First established in 1857, Stanley are well known for the quality of their hand tools. Apparently, they recently decided to enter the work boot market. And today I’ll be reviewing their most popular boot, the Men’s Dredge.
Buying boots from a company that doesn’t specialize in them isn’t usually a good idea. But I decided to give the Dredge a try because I like the casual Chelsea boot design and they have a surprisingly positive online reputation.
It also doesn’t hurt that they’re roughly half the price of the competition.
Out of the box, there’s a lot to like about the Men’s Dredge. They fit as expected, you don’t need to break them in, and the pull on design is a definite advantage.
If like me, you’re used to lacing up your boots, the difference is night and day. They slip on and off in seconds. The elastic gores on the sides allowing the boots to open up easily but immediately closing back up for a secure fit.
Another benefit of the elastic is that despite their high cut, they offer almost as much ankle flexibility as a sneaker.
For a steel toe boot, the Men’s Dredge are also lighter than average but unfortunately, it’s for all the wrong reasons. Some boots are light because they’ve been well designed.
These boots are light because of a distinct lack of cushioning both on the uppers and below your feet.
The result is a boot that’s comfortable when you first put it on. But over the course of a long shift, does absolutely nothing to absorb shock.
The removable EVA insole is basically worthless. And the polythurene midsole, while relatively thick, does little to make up for it. In the end you have a boot that instead of combating foot fatigue, seems to actively invite it.
If you’re job doesn’t involve you being on your feet all day, the low price and low weight, may make them a solid purchase. But if you work long hours on concrete, look elsewhere. You’ll pay more but your feet will thank you for it.
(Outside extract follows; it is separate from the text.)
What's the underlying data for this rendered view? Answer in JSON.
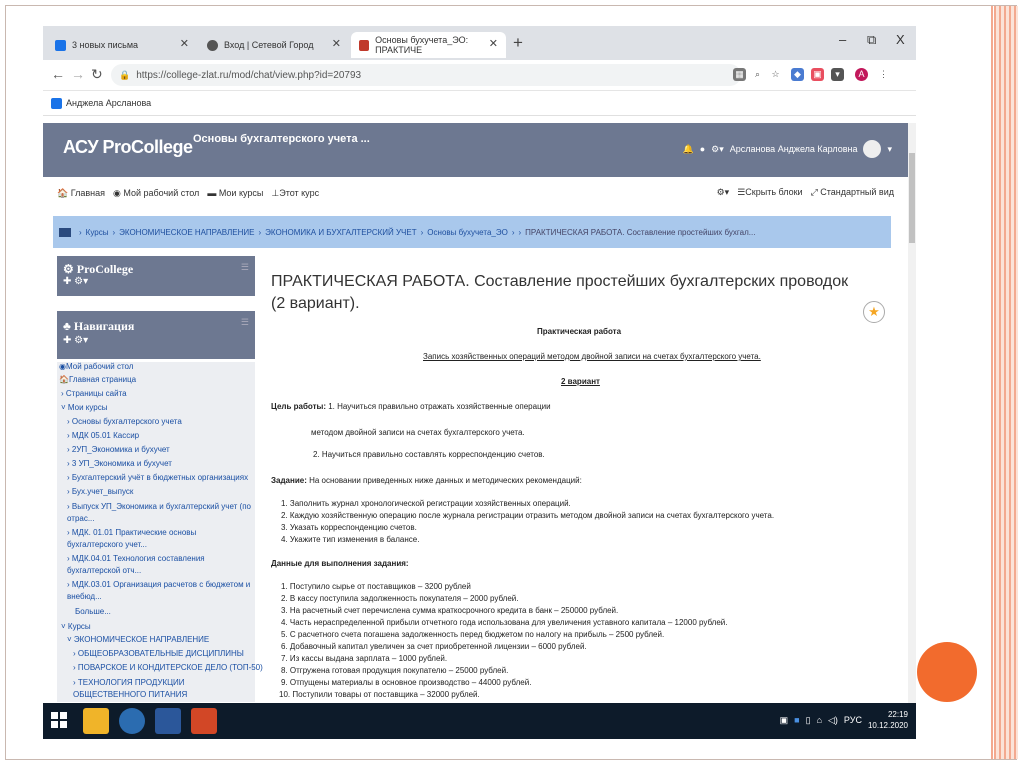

The Men’s Dredge has a steel toe that meets ASTM standards. They also have a slip resistant outsole. I tested this on both oil and water and found good traction levels on both. There’s a steel shank in the sole but as far as I can tell, this is for stability, not puncture resistance.
If there’s one area where these boots can’t be faulted, it’s style. I chose the black version but they’re also available in brown. The combination of full grain leather, tasteful stitching and Chelsea boot design result in a boot that goes well with just about everything. The pull on tags are ugly but are easily covered with your pants.
While not strictly waterproof, the uppers are made from full grain leather which is naturally water resistant. This means that they’ll keep your feet dry in the rain. But anything longer than a few seconds under water means wet feet. Insulation levels are average, making them a good year round boot provided the temperature doesn’t swing too far in either direction.
At the time of writing, the Men’s Dredge have been reviewed 137 times for an average rating of 4.3 stars out of 5. Apparently most people don’t agree with me about the quality of the sole because along with style and price, the most common area of praise is comfort. The most common complaint is size (some people suggest ordering half a size up). And a few reviews do agree with me that these shoes don’t stand up to long shifts.
As you can probably guess by now, I don’t recommend these boots.
If you want something for casual wear, or if your job doesn’t require you to be on your feet very much, then maybe they’re worth considering. If you just want something cheap and stylish, they certainly do tick both boxes.
For serious wear, however, it’s worth paying more.